My family and I are dedicated philanthropists. We work hard to maximize the impact of our philanthropic dollars across a wide range of social issues. My passion is children’s health. This area of medical research and care is often overlooked or underfunded, and yet the unmet needs are great. As a survivor of brain cancer as a young woman in my 20s, I benefited from excellent medical care, and I am grateful to have recovered successfully. However, many patients do not experience successful outcomes, not just in cancer but in other areas of health where there are significant unmet medical needs. My heart breaks for the many sick children who are suffering, in pain, and scared. We must do better.

Philanthropically, I have supported many areas of research in children’s health. I have learned that research, although critically important and imperative to fund, does not magically translate into treatments. In fact, new technologies have a long and uncertain path to commercialization, and a large percentage of research never leaves the lab. We need to do more to get potential treatments out of the lab and to the patients who need it.

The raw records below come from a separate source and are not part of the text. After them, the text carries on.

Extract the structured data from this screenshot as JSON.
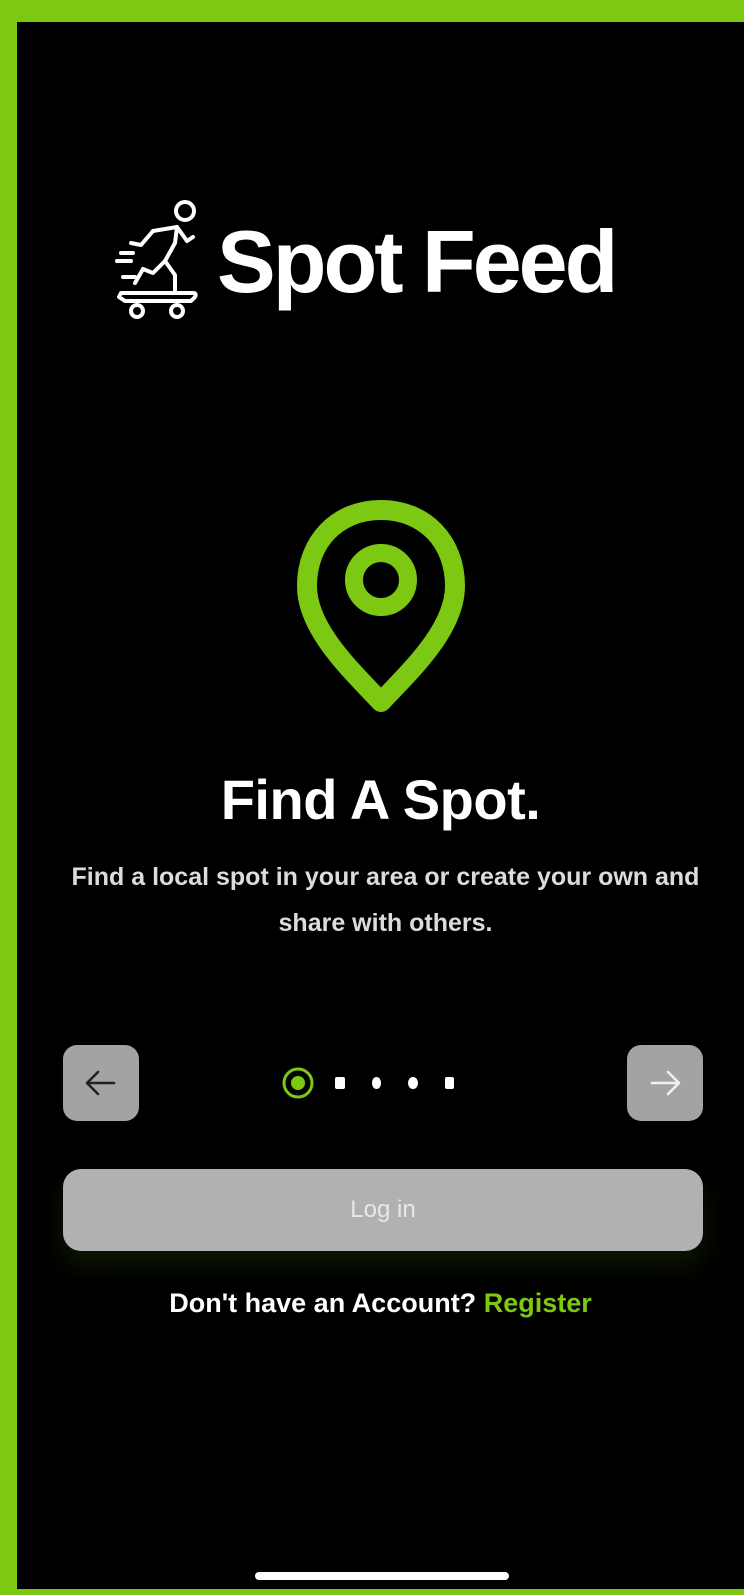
{
  "app": {
    "logo_text": "Spot Feed",
    "logo_icon": "skateboarder-icon"
  },
  "onboarding": {
    "title": "Find A Spot.",
    "subtitle": "Find a local spot in your area or create your own and share with others.",
    "illustration_icon": "map-pin-icon",
    "page_count": 5,
    "current_page": 1
  },
  "nav": {
    "prev_icon": "arrow-left-icon",
    "next_icon": "arrow-right-icon",
    "prev_glyph": "←",
    "next_glyph": "→"
  },
  "auth": {
    "login_label": "Log in",
    "register_prompt": "Don't have an Account?",
    "register_label": "Register"
  },
  "colors": {
    "accent": "#7cc813",
    "background": "#000000",
    "button_gray": "#a3a3a3",
    "login_gray": "#b1b1b1"
  }
}
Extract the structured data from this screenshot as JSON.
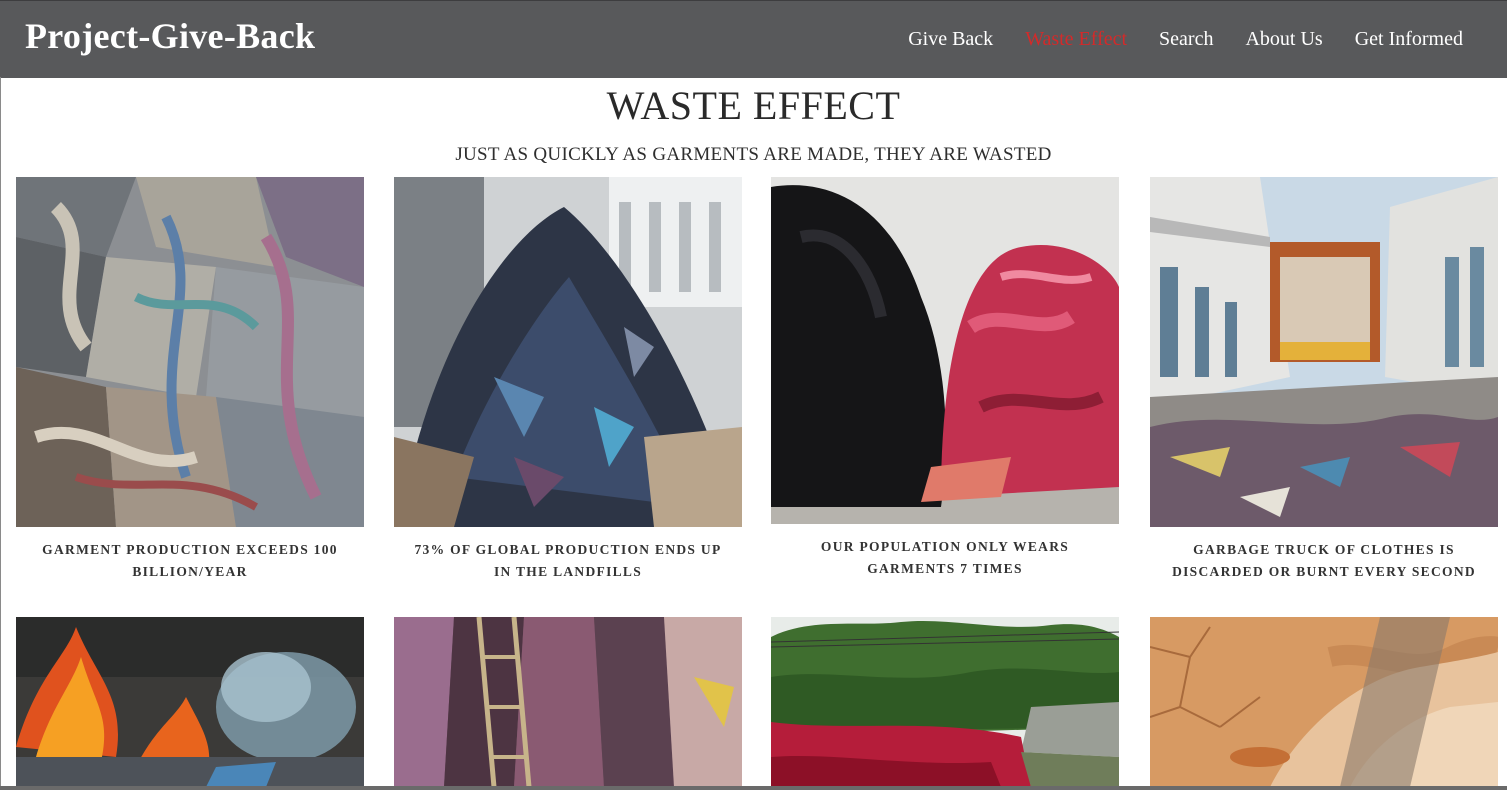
{
  "header": {
    "brand": "Project-Give-Back",
    "nav": [
      {
        "label": "Give Back",
        "active": false
      },
      {
        "label": "Waste Effect",
        "active": true
      },
      {
        "label": "Search",
        "active": false
      },
      {
        "label": "About Us",
        "active": false
      },
      {
        "label": "Get Informed",
        "active": false
      }
    ],
    "active_color": "#d32a2a",
    "bar_color": "#58595b"
  },
  "main": {
    "title": "WASTE EFFECT",
    "subtitle": "JUST AS QUICKLY AS GARMENTS ARE MADE, THEY ARE WASTED",
    "cards": [
      {
        "image": "clothes-pile-photo",
        "caption": "GARMENT PRODUCTION EXCEEDS 100 BILLION/YEAR"
      },
      {
        "image": "landfill-heap-photo",
        "caption": "73% OF GLOBAL PRODUCTION ENDS UP IN THE LANDFILLS"
      },
      {
        "image": "black-red-piles-photo",
        "caption": "OUR POPULATION ONLY WEARS GARMENTS 7 TIMES"
      },
      {
        "image": "garbage-truck-photo",
        "caption": "GARBAGE TRUCK OF CLOTHES IS DISCARDED OR BURNT EVERY SECOND"
      },
      {
        "image": "burning-clothes-photo",
        "caption": ""
      },
      {
        "image": "hanging-clothes-photo",
        "caption": ""
      },
      {
        "image": "polluted-river-photo",
        "caption": ""
      },
      {
        "image": "dry-cracked-earth-photo",
        "caption": ""
      }
    ]
  }
}
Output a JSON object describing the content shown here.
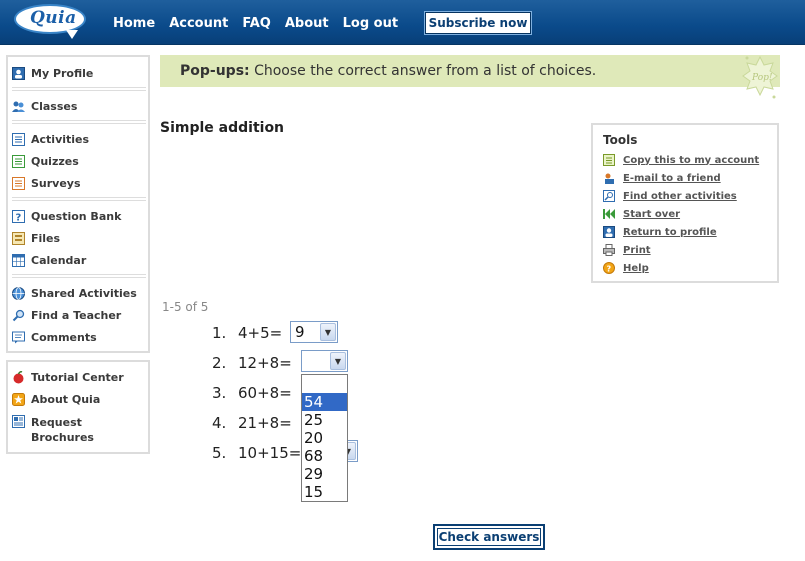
{
  "header": {
    "logo": "Quia",
    "nav": [
      "Home",
      "Account",
      "FAQ",
      "About",
      "Log out"
    ],
    "subscribe_label": "Subscribe now"
  },
  "sidebar": {
    "group1": [
      {
        "label": "My Profile",
        "icon": "profile-icon"
      }
    ],
    "group2": [
      {
        "label": "Classes",
        "icon": "classes-icon"
      }
    ],
    "group3": [
      {
        "label": "Activities",
        "icon": "activities-icon"
      },
      {
        "label": "Quizzes",
        "icon": "quizzes-icon"
      },
      {
        "label": "Surveys",
        "icon": "surveys-icon"
      }
    ],
    "group4": [
      {
        "label": "Question Bank",
        "icon": "question-bank-icon"
      },
      {
        "label": "Files",
        "icon": "files-icon"
      },
      {
        "label": "Calendar",
        "icon": "calendar-icon"
      }
    ],
    "group5": [
      {
        "label": "Shared Activities",
        "icon": "globe-icon"
      },
      {
        "label": "Find a Teacher",
        "icon": "magnifier-icon"
      },
      {
        "label": "Comments",
        "icon": "comments-icon"
      }
    ],
    "lower": [
      {
        "label": "Tutorial Center",
        "icon": "apple-icon"
      },
      {
        "label": "About Quia",
        "icon": "star-icon"
      },
      {
        "label": "Request Brochures",
        "icon": "brochure-icon"
      }
    ]
  },
  "banner": {
    "heading": "Pop-ups:",
    "instruction": "Choose the correct answer from a list of choices.",
    "badge_text": "Pop!"
  },
  "activity": {
    "title": "Simple addition",
    "pager": "1-5 of 5",
    "check_label": "Check answers",
    "questions": [
      {
        "num": "1.",
        "prompt": "4+5=",
        "selected": "9"
      },
      {
        "num": "2.",
        "prompt": "12+8=",
        "selected": ""
      },
      {
        "num": "3.",
        "prompt": "60+8=",
        "selected": ""
      },
      {
        "num": "4.",
        "prompt": "21+8=",
        "selected": ""
      },
      {
        "num": "5.",
        "prompt": "10+15=",
        "selected": ""
      }
    ],
    "open_dropdown": {
      "options": [
        "",
        "54",
        "25",
        "20",
        "68",
        "29",
        "15"
      ],
      "highlighted": "54"
    }
  },
  "tools": {
    "title": "Tools",
    "items": [
      {
        "label": "Copy this to my account",
        "icon": "copy-icon"
      },
      {
        "label": "E-mail to a friend",
        "icon": "email-icon"
      },
      {
        "label": "Find other activities",
        "icon": "find-icon"
      },
      {
        "label": "Start over",
        "icon": "rewind-icon"
      },
      {
        "label": "Return to profile",
        "icon": "profile-icon"
      },
      {
        "label": "Print",
        "icon": "print-icon"
      },
      {
        "label": "Help",
        "icon": "help-icon"
      }
    ]
  },
  "colors": {
    "header_blue": "#0a4a8a",
    "banner_green": "#dfe9b9",
    "highlight_blue": "#3169c6"
  }
}
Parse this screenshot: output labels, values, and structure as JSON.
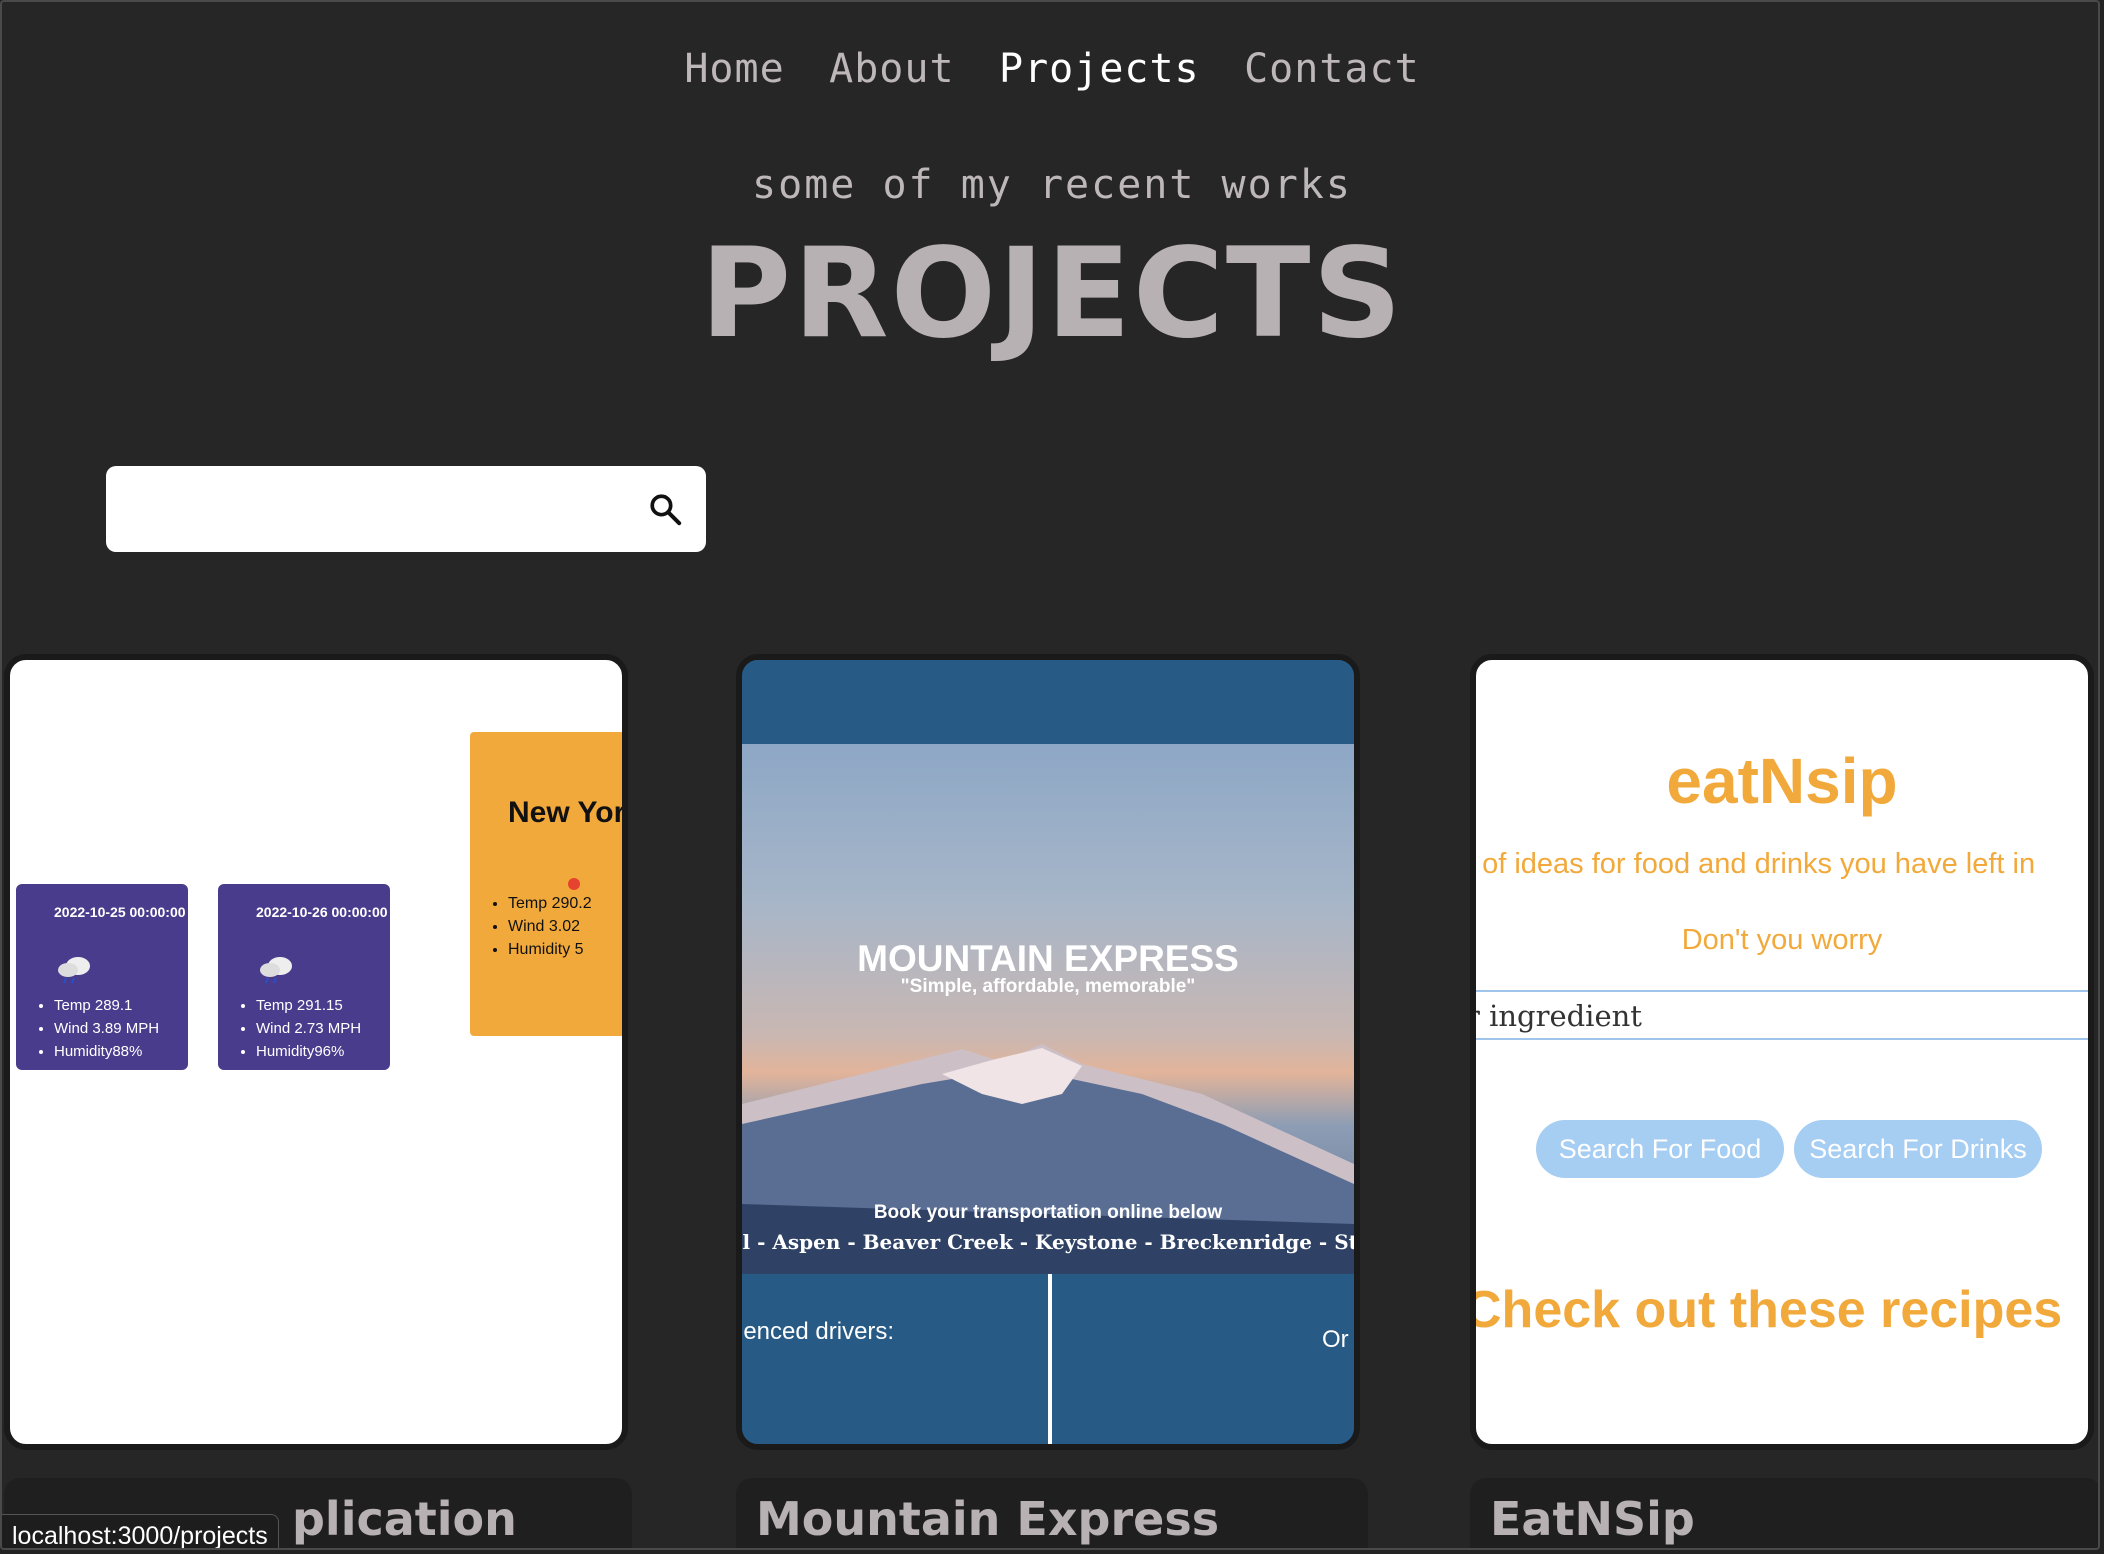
{
  "nav": {
    "home": "Home",
    "about": "About",
    "projects": "Projects",
    "contact": "Contact"
  },
  "hero": {
    "subtitle": "some of my recent works",
    "title": "PROJECTS"
  },
  "search": {
    "value": "",
    "icon": "search-icon"
  },
  "projects": [
    {
      "name": "Weather Application",
      "name_visible": "plication",
      "preview": {
        "days": [
          {
            "date": "2022-10-25 00:00:00",
            "temp": "Temp 289.1",
            "wind": "Wind 3.89 MPH",
            "humidity": "Humidity88%"
          },
          {
            "date": "2022-10-26 00:00:00",
            "temp": "Temp 291.15",
            "wind": "Wind 2.73 MPH",
            "humidity": "Humidity96%"
          }
        ],
        "current": {
          "city": "New Yor",
          "temp": "Temp 290.2",
          "wind": "Wind 3.02",
          "humidity": "Humidity 5"
        }
      }
    },
    {
      "name": "Mountain Express",
      "preview": {
        "heading": "MOUNTAIN EXPRESS",
        "tagline": "\"Simple, affordable, memorable\"",
        "book": "Book your transportation online below",
        "places": "ail - Aspen - Beaver Creek - Keystone - Breckenridge - Steamboa",
        "drivers": "ienced drivers:",
        "or": "Or c"
      }
    },
    {
      "name": "EatNSip",
      "preview": {
        "logo": "eatNsip",
        "ideas": "t of ideas for food and drinks you have left in",
        "worry": "Don't you worry",
        "input_value": "r ingredient",
        "btn_food": "Search For Food",
        "btn_drinks": "Search For Drinks",
        "check": "Check out these recipes"
      }
    }
  ],
  "status_bar": {
    "url": "localhost:3000/projects"
  },
  "colors": {
    "bg": "#262626",
    "text": "#bdb7b9",
    "accent": "#f2a93b",
    "mountain_blue": "#285a86",
    "weather_purple": "#4a3c8c"
  }
}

This is a precarious and expensive journey, transitioning the technology from a research center to a commercial company that will shepherd it along the regulatory pathway to FDA approval. The most challenging part of this journey is the early stage of commercialization, also known as the “Valley of Death”. At this stage, the company must raise money to continue development, but the technology might still be unproven and the risks are high. Funding can be difficult to attain. In children’s health, where the patient populations are smaller, this challenge is even greater as the potential return on investment may be lower.

Is there a role for philanthropy to support this stage of development? It seemed to me there should be.

Five years ago, I learned of a non-profit organization dedicated to solving this problem. The Catalytic Impact Foundation (CIF) uses donated funds to make impact investments in early-stage life science and healthcare companies that are developing game changing, and often lifesaving, technologies. CIF believes philanthropic capital is the perfect funding source to help ferry urgently needed treatments through the Valley of Death. Highly experienced in early-stage healthcare investing, the CIF team makes equity investments in these companies, and then uses their network and expertise to help them catalytically along the journey to FDA approval.

One can also make early-stage investments in private companies directly. For a private foundation, the investment needs to align with the foundation’s mission to qualify as a program related investment. Investing directly also requires substantial due diligence related to the company’s social impact, its valuation, the validity of the technology, and the experience of the team, among other things.

Read the full article about investing in medical research by Sheri Sobrato at Exponent Philanthropy.